# "State" of a system and dynamic evolution Flashcards Preview

## (2) Quantum Mechanics (Term 1) > "State" of a system and dynamic evolution > Flashcards

Flashcards in "State" of a system and dynamic evolution Deck (19)
1
Q

What is the classical case of the state of a system?

A

“State of a system at time t”. precise values of all the dynamical variables at time t.

2
Q

What is an example of the classical case of the state of a system?

A

Snooker: white ball has angular momentum and linear momentum, and black ball has centre of mass at (x,y).

3
Q

What can we say about the classical case of the state of a system?

A

State evolves according to equations of motion. Evolution of the state is fully deterministic. No fundamental limit on precision of our knowledge of the dynamical variables.

4
Q

What is the quantum case of the state of a system?

A

Cannot know accurately certain pairs of dynamical variables e.g. x, p(x) (HUP). Can’t even say that a quantum particle even has a precise but unknown (x, p(x))

5
Q

What is an example of the quantum case of the state of a system?

A

Two-slit experiment: Waveform goes to 2 slits which diffracts light onto screen. Creates interference pattern.

6
Q

For the two-slit example, what is the state of the system before and after measurement?

A

Before: free particle with precise k(z). After: photon has hit screen at (x, 0)

7
Q

What is the state of the system in QM defined by?

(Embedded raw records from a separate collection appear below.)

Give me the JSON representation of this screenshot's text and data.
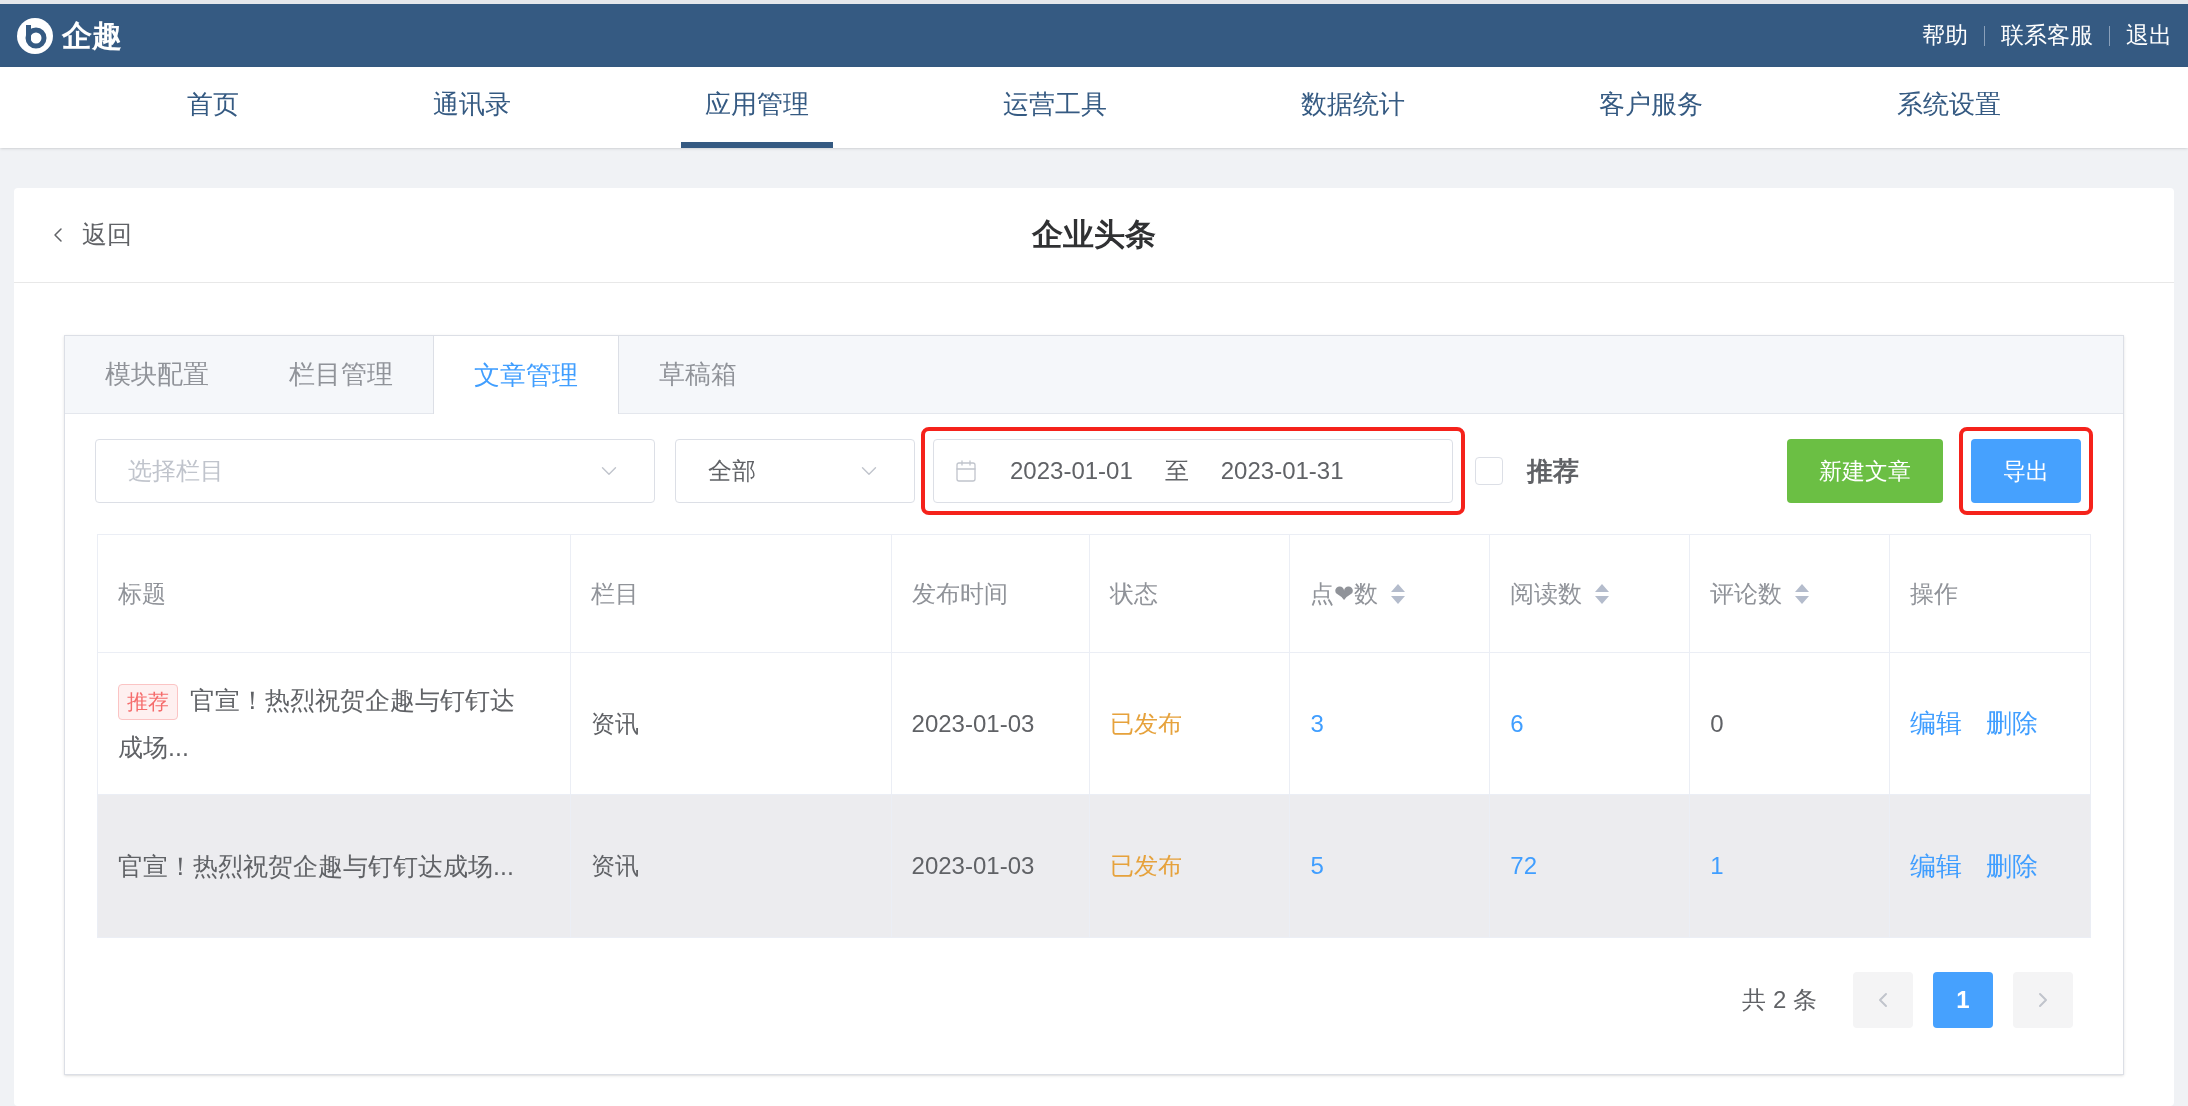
{
  "header": {
    "brand": "企趣",
    "links": [
      "帮助",
      "联系客服",
      "退出"
    ]
  },
  "nav": [
    {
      "label": "首页",
      "selected": false
    },
    {
      "label": "通讯录",
      "selected": false
    },
    {
      "label": "应用管理",
      "selected": true
    },
    {
      "label": "运营工具",
      "selected": false
    },
    {
      "label": "数据统计",
      "selected": false
    },
    {
      "label": "客户服务",
      "selected": false
    },
    {
      "label": "系统设置",
      "selected": false
    }
  ],
  "page": {
    "back": "返回",
    "title": "企业头条"
  },
  "tabs": [
    {
      "label": "模块配置",
      "selected": false
    },
    {
      "label": "栏目管理",
      "selected": false
    },
    {
      "label": "文章管理",
      "selected": true
    },
    {
      "label": "草稿箱",
      "selected": false
    }
  ],
  "filters": {
    "column_select": {
      "placeholder": "选择栏目"
    },
    "status_select": {
      "value": "全部"
    },
    "date_range": {
      "start": "2023-01-01",
      "separator": "至",
      "end": "2023-01-31",
      "annotated": true
    },
    "recommend": {
      "label": "推荐",
      "checked": false
    }
  },
  "buttons": [
    {
      "label": "新建文章",
      "kind": "success",
      "annotated": false
    },
    {
      "label": "导出",
      "kind": "primary",
      "annotated": true
    }
  ],
  "table": {
    "columns": [
      {
        "label": "标题",
        "sortable": false
      },
      {
        "label": "栏目",
        "sortable": false
      },
      {
        "label": "发布时间",
        "sortable": false
      },
      {
        "label": "状态",
        "sortable": false
      },
      {
        "label": "点❤数",
        "sortable": true
      },
      {
        "label": "阅读数",
        "sortable": true
      },
      {
        "label": "评论数",
        "sortable": true
      },
      {
        "label": "操作",
        "sortable": false
      }
    ],
    "rows": [
      {
        "hovered": false,
        "badge": "推荐",
        "title": "官宣！热烈祝贺企趣与钉钉达成场...",
        "column": "资讯",
        "date": "2023-01-03",
        "status": "已发布",
        "likes": {
          "text": "3",
          "linked": true
        },
        "reads": {
          "text": "6",
          "linked": true
        },
        "comments": {
          "text": "0",
          "linked": false
        },
        "actions": [
          "编辑",
          "删除"
        ]
      },
      {
        "hovered": true,
        "title": "官宣！热烈祝贺企趣与钉钉达成场...",
        "column": "资讯",
        "date": "2023-01-03",
        "status": "已发布",
        "likes": {
          "text": "5",
          "linked": true
        },
        "reads": {
          "text": "72",
          "linked": true
        },
        "comments": {
          "text": "1",
          "linked": true
        },
        "actions": [
          "编辑",
          "删除"
        ]
      }
    ]
  },
  "pagination": {
    "total": "共 2 条",
    "pages": [
      {
        "label": "1",
        "selected": true
      }
    ]
  }
}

A

Its state function (often a wave function).

8
Q

State the TDSE

A

d/dt(Ψ(r,t)) = HΨ(r,t), where H = -ћ^2/2m *∇^2 + V(r)

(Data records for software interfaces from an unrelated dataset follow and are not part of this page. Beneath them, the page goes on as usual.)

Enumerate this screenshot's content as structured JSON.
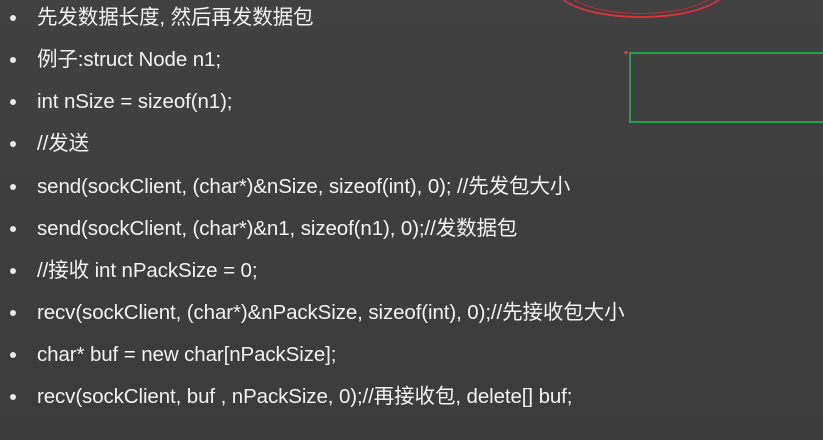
{
  "bullets": [
    {
      "text": "先发数据长度, 然后再发数据包"
    },
    {
      "text": "例子:struct Node n1;"
    },
    {
      "text": "int nSize = sizeof(n1);"
    },
    {
      "text": "//发送"
    },
    {
      "text": "send(sockClient, (char*)&nSize, sizeof(int), 0);  //先发包大小"
    },
    {
      "text": "send(sockClient, (char*)&n1, sizeof(n1), 0);//发数据包"
    },
    {
      "text": "//接收 int nPackSize = 0;"
    },
    {
      "text": "recv(sockClient, (char*)&nPackSize, sizeof(int), 0);//先接收包大小"
    },
    {
      "text": "char* buf = new char[nPackSize];"
    },
    {
      "text": "recv(sockClient, buf , nPackSize, 0);//再接收包,  delete[] buf;"
    }
  ],
  "colors": {
    "background": "#3e3e3e",
    "text": "#f2f2f2",
    "annotation_red": "#d8323a",
    "annotation_green": "#1fa04a"
  }
}
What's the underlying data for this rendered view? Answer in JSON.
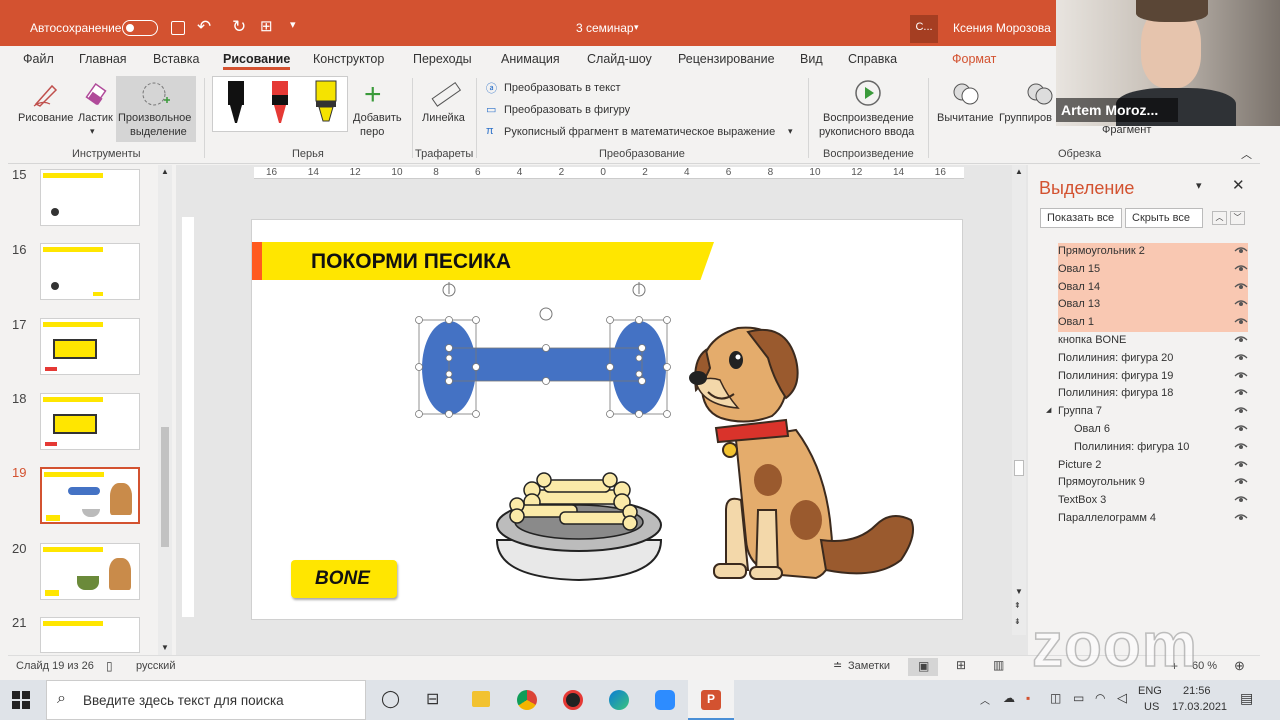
{
  "titlebar": {
    "autosave": "Автосохранение",
    "doc_title": "3 семинар",
    "user_initial": "С...",
    "user_name": "Ксения Морозова"
  },
  "tabs": [
    "Файл",
    "Главная",
    "Вставка",
    "Рисование",
    "Конструктор",
    "Переходы",
    "Анимация",
    "Слайд-шоу",
    "Рецензирование",
    "Вид",
    "Справка",
    "Формат"
  ],
  "ribbon": {
    "draw": "Рисование",
    "eraser": "Ластик",
    "lasso_1": "Произвольное",
    "lasso_2": "выделение",
    "group_tools": "Инструменты",
    "add_pen_1": "Добавить",
    "add_pen_2": "перо",
    "group_pens": "Перья",
    "ruler": "Линейка",
    "group_stencils": "Трафареты",
    "to_text": "Преобразовать в текст",
    "to_shape": "Преобразовать в фигуру",
    "to_math": "Рукописный фрагмент в математическое выражение",
    "group_convert": "Преобразование",
    "replay_1": "Воспроизведение",
    "replay_2": "рукописного ввода",
    "group_replay": "Воспроизведение",
    "subtract": "Вычитание",
    "group": "Группиров",
    "fragment": "Фрагмент",
    "group_crop": "Обрезка"
  },
  "thumbnails": [
    {
      "num": "15"
    },
    {
      "num": "16"
    },
    {
      "num": "17"
    },
    {
      "num": "18"
    },
    {
      "num": "19"
    },
    {
      "num": "20"
    },
    {
      "num": "21"
    }
  ],
  "ruler_labels": [
    "16",
    "14",
    "12",
    "10",
    "8",
    "6",
    "4",
    "2",
    "0",
    "2",
    "4",
    "6",
    "8",
    "10",
    "12",
    "14",
    "16"
  ],
  "slide": {
    "title": "ПОКОРМИ ПЕСИКА",
    "button": "BONE"
  },
  "selection_pane": {
    "title": "Выделение",
    "show_all": "Показать все",
    "hide_all": "Скрыть все",
    "items": [
      {
        "label": "Прямоугольник 2",
        "selected": true
      },
      {
        "label": "Овал 15",
        "selected": true
      },
      {
        "label": "Овал 14",
        "selected": true
      },
      {
        "label": "Овал 13",
        "selected": true
      },
      {
        "label": "Овал 1",
        "selected": true
      },
      {
        "label": "кнопка BONE",
        "selected": false
      },
      {
        "label": "Полилиния: фигура 20",
        "selected": false
      },
      {
        "label": "Полилиния: фигура 19",
        "selected": false
      },
      {
        "label": "Полилиния: фигура 18",
        "selected": false
      },
      {
        "label": "Группа 7",
        "selected": false
      },
      {
        "label": "Овал 6",
        "selected": false
      },
      {
        "label": "Полилиния: фигура 10",
        "selected": false
      },
      {
        "label": "Picture 2",
        "selected": false
      },
      {
        "label": "Прямоугольник 9",
        "selected": false
      },
      {
        "label": "TextBox 3",
        "selected": false
      },
      {
        "label": "Параллелограмм 4",
        "selected": false
      }
    ]
  },
  "status": {
    "slide": "Слайд 19 из 26",
    "lang": "русский",
    "notes": "Заметки",
    "zoom": "60 %"
  },
  "taskbar": {
    "search": "Введите здесь текст для поиска",
    "kbd_1": "ENG",
    "kbd_2": "US",
    "time": "21:56",
    "date": "17.03.2021"
  },
  "webcam": {
    "name": "Artem Moroz...",
    "zoom_logo": "zoom"
  },
  "colors": {
    "accent": "#d35230",
    "bone": "#4472c4",
    "title_bar": "#ffe600",
    "selected_row": "#f9c8b2"
  }
}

9
Q

What does the TDSE show us?

A

How state evolves when no measurement is made.

10
Q

What is hilbert space?

A

Like a vector space for functions

11
Q

How can we represent a state in QM and what is an example of this?

A

A wave function. Can build functions out of linear combinations of other functions, like Fourier Series.

12
Q

Suppose we measure a dynamical variable D of state Ψ1(r) and always get D=D1, and Ψ2(r) and always get D=23. What is the equation for Ψ(r)?

A

Superposition principle: Ψ(r) = c1Ψ1(r) + c2Ψ2(r), where c1 and c2 are complex.

13
Q

What is another example for states in QM?

A

Polarised light: can plane-polarise a beam of light and pass it through a polarising filter. Transmitted light can only have a polarisation defined by the filter.

14
Q

What is the equation for light transmitted through polarising filter? What is the equation for the fraction absorbed?

A

T = cos^2(α), where α is the angle at which the light is polarised. Fraction absorbed is T+A = 1, where A = sin^2(α).

15
Q

If we consider the intensity of the light being polarised to be one photon, what is the wave function of the incident photon?

A

Wave func of incident photon is linear superposition of Ψ(x) and Ψ(y) :polaries along x or y.

16
Q

How do we determine what happened to the photons after measurement (the filter is the measuring device)? What does this mean?

A

Photons which are transmitted must have Ψ = Ψ(x), and absorbed have Ψ = Ψ(y) : the measurement has changed Ψ - it collapses from superposition to either Ψ(x) or Ψ(y)

17
Q

What do we write wave functions as?

A

Superposition of eigenfunctions of a particular operator.

18
Q

What do the different parts in a measurement represent in QM?

A

Dynamical variable = operator, result of a measurement = eigenvalue of this operator, wave func after measurement = eigenfunction of this operator

19
Q

What happens if we twist our filter round by angle β?

A

x-axis because x’, and measurement results are different: P’(T) = cos^2(α-β), and P’(A) = sin^2(α-β)